David Lynch’s Obsession with The Wizard of Oz Is Explored
Legendary avant-garde filmmaker David Lynch’s lifelong obsession with Victor Fleming’s 1939 classic, The Wizard of Oz, has been well documented. The new trailer for Alexandre O. Philippe’s documentary, Lynch/Oz, promises an intensive exploration of the subject.
Swiss Director Philippe has built a reputation making movies about movies, and this new treatise on the thematics in Lynch’s work perfectly aligns with his previous films, including The People Vs. George Lucas, Doc of the Dead, 78/52: Hitchcock’s Shower Scene, Memory: The Origins of Alien, and Leap of Faith: William Friedkin on The Exorcist.

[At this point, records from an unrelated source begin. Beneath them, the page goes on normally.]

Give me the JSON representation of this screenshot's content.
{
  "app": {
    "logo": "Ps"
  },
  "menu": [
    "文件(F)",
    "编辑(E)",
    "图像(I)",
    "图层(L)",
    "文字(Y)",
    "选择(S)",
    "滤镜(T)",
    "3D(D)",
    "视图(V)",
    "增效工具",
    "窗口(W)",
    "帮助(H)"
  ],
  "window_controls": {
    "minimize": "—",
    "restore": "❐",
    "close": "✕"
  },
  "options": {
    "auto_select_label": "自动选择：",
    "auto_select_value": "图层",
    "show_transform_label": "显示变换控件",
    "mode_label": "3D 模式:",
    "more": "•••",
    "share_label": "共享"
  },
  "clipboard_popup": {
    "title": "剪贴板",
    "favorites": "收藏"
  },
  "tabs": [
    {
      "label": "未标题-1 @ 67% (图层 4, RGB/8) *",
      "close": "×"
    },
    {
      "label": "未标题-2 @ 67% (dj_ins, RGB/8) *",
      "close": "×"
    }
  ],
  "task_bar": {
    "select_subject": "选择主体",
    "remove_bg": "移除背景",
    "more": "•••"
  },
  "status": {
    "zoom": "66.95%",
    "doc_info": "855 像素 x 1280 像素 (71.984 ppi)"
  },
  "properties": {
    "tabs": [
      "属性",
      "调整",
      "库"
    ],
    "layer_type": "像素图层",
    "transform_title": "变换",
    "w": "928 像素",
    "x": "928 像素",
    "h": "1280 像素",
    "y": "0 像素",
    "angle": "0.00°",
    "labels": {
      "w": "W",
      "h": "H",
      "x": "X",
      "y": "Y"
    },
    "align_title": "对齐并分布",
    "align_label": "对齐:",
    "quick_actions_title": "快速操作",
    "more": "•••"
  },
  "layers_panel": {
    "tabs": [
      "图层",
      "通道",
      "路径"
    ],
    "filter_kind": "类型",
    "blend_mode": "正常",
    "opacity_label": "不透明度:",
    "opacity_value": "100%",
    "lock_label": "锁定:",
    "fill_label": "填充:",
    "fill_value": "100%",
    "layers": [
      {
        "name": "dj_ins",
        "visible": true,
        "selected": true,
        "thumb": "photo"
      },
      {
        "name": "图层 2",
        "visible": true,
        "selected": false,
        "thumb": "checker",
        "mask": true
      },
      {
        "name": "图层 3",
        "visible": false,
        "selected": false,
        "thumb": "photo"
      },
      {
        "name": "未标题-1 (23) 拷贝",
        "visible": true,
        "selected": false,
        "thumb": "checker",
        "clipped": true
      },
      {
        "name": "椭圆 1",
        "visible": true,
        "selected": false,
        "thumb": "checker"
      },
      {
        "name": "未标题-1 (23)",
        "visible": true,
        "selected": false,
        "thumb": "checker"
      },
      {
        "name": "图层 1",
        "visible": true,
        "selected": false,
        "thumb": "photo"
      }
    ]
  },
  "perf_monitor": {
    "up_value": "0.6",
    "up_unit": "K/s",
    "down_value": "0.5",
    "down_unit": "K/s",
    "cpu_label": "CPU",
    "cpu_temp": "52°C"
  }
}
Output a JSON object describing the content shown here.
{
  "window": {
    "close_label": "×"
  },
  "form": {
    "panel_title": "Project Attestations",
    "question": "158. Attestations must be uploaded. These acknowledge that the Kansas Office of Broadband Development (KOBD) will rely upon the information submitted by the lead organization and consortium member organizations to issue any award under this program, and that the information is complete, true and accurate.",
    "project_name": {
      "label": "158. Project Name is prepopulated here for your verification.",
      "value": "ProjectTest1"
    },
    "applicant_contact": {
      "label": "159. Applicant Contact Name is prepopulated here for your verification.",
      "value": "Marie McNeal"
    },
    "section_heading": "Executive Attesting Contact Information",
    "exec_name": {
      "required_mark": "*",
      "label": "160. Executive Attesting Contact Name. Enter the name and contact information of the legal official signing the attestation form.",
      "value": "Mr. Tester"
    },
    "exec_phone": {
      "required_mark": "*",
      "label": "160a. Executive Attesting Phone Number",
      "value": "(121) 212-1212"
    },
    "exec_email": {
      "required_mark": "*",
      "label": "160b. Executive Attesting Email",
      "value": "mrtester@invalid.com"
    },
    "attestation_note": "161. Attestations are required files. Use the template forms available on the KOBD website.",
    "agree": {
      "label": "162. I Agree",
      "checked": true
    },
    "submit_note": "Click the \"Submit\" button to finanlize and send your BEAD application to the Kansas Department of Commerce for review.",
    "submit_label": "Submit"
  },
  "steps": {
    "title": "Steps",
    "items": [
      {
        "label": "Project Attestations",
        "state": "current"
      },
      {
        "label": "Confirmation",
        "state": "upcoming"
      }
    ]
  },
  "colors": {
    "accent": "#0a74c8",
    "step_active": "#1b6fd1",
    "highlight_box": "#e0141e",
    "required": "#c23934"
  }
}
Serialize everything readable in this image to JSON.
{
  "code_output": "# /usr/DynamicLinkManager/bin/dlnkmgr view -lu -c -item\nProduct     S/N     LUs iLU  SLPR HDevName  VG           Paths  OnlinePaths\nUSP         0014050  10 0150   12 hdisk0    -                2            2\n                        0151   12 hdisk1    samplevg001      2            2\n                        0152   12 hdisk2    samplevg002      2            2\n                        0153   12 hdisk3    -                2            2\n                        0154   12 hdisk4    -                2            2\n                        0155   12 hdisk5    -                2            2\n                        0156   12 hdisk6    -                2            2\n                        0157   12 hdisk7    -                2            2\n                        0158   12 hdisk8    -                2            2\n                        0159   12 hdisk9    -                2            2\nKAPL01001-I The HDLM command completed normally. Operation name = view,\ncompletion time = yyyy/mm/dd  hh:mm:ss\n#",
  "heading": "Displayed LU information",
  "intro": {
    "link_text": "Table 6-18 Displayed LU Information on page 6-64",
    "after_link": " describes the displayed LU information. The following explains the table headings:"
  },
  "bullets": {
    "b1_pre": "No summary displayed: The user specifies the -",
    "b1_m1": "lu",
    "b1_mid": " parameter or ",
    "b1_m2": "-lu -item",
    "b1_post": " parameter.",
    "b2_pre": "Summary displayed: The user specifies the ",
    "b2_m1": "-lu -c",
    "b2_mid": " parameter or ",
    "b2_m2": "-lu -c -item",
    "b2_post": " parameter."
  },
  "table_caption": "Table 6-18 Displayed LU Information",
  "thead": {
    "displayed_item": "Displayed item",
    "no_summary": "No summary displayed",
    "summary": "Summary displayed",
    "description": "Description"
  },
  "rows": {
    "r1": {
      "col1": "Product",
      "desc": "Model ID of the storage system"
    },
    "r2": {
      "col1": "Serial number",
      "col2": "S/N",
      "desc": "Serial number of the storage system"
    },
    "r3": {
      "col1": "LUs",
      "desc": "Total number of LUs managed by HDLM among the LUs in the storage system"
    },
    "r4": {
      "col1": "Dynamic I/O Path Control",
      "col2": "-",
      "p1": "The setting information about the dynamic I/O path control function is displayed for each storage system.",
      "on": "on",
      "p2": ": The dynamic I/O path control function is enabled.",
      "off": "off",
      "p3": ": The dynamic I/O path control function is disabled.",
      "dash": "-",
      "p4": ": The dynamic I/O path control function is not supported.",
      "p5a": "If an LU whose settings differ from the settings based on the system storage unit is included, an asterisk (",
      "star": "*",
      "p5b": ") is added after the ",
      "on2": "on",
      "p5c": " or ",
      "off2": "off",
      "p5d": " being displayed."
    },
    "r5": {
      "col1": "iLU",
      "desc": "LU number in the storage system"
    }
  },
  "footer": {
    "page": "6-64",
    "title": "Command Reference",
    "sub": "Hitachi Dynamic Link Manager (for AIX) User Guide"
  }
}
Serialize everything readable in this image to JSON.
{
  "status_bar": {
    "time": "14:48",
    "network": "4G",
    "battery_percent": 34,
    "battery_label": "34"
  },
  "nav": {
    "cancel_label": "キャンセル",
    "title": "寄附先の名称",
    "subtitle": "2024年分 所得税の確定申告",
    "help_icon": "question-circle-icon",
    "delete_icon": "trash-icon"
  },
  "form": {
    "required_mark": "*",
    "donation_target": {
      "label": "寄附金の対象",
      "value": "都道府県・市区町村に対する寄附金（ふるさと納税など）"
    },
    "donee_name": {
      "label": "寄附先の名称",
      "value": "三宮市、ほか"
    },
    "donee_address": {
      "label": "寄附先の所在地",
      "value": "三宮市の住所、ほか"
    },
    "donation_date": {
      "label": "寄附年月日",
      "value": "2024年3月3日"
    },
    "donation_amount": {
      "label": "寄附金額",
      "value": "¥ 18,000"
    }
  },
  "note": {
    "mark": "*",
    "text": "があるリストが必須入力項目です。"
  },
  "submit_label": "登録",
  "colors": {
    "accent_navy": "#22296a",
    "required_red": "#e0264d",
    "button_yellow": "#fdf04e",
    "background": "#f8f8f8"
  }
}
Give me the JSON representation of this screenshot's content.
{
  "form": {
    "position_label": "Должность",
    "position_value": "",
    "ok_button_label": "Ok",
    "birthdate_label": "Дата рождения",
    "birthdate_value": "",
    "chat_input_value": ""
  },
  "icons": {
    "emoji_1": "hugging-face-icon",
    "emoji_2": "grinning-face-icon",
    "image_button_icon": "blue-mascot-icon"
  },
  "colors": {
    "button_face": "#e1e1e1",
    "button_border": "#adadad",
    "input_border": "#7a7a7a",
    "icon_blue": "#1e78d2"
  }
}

The trailer for Lynch/Oz is a spare presentation of words, voices, and a classic theater’s interior to get audiences in the mood for the interpretation of imagery and themes in the filmmaker’s oeuvre pertaining to Fleming’s fantastical musical.
The Trailer’s Testimonials
“Toto, I have a feeling that we’re not on Mulholland Drive anymore…” announces white italicized words in the middle of a black screen as ominous white noise hums in the background (suitably like from a Lynch film itself) to kick off the trailer.
After we see seals for the films nomination and selection by the BFI London Film and the Tribeca Film Festivals, we’re taken inside a grand old movie palace with an elaborate chandelier and lavish curtains, which bring to mind the velvet ambiance of the Red Room in Lynch’s cult classic television series, Twin Peaks. The interior of this unidentified theater is where the rest of the trailer remains for the duration of its one-and-a-half-minute running time, the camera panning around thoroughly as we hear testimonials from the film’s interviewees.
The run of disembodied voices begins with Variety, and KPCC Film Week critic Amy Nicholson, who states, “I do see the story of The Wizard of Oz as the story of David Lynch himself becoming a filmmaker.” Text next to a close-up shot of a microphone on the theater’s stage tells us that Rolling Stone says that this is “A must for film nerds.” Then we hear cult sensation filmmaker John Waters put forth that, “David has gone over the rainbow from the very first film ever, he lives in a different reality than you or I do, and that’s quite obvious.”
“Lynch/Oz is cinematic catnip,” declares The Film Stage in another bit of text. We then hear the voice of acclaimed documentary filmmaker Rodney Ascher, who ponders, “Why would Lynch be that absorbed with The Wizard of Oz? Did he watch The Wizard of Oz on a perfect day, a perfect time as a child, and it’s sort of baked into his subconscious?”
“A fitting tribute to Lynch,” goes the last pull quote from The Wrap before the film’s title fills the screen with the eerie noise, now intertwined with a murmuring synth, growing louder before abruptly fading off.
What to Expect from Lynch/Oz
While the trailer features no footage from either The Wizard of Oz or Lynch’s filmography, it still presents the tone. It gives a feel for the forum in which the theories and insights into the director’s fandom for Fleming’s iconic fairytale and how it influenced his work. While none of the titles of Lynch’s films are summoned for the trailer, one can expect that such cinematic and small-screen landmarks as Blue Velvet, Wild At Heart, Mulholland Drive, and Twin Peaks will be followed down the yellow-brick road all the way to Emerald City for the ultimate peak behind the curtain.
In one of the few reviews of the film that has so far been posted, from its premiere at the 2022 Tribeca Film Festival, IndieWire critic David Ehrlich wrote that “Lynch/Oz is at its best when it’s at its most illustrative — spiking familiar clips with new context, or arranging side-by-side comparisons that hear uncanny echoes between Victor Fleming’s family classic and David Lynch’s most haunted work. Filtering The Wizard of Oz through the lens of David Lynch, Phillippe and his guests find those energies in close proximity to each other, using two deceptively different visions of America to suggest that our dreams and nightmares have never been as far apart as they seem.”
Joining Nicholson, Waters, and Ascher, whose documentary Room 237 also resides in the movies about movies genre, to talk about Lynch and the world of Dorothy, and the Munchkins in Philippe’s film, are such luminaries as directors Justin Benson (Loki, Moon Knight), Karyn Kusama (Jennifer’s Body, Destroyer), and cinematographer Aaron Moorhead (V/H/S Viral, Synchronic).
The highly anticipated Lynch/Oz is set to be theatrically distributed by Janus Films in North America but does not yet have a release date, so this all-too-brief preview will just have to do for now. It is indeed a tease but an effective one, as film buffs are sure to eat up every word in anticipation. With hope, a release date, and a longer trailer, with some actual footage from the film, will come shortly to help ease the wait.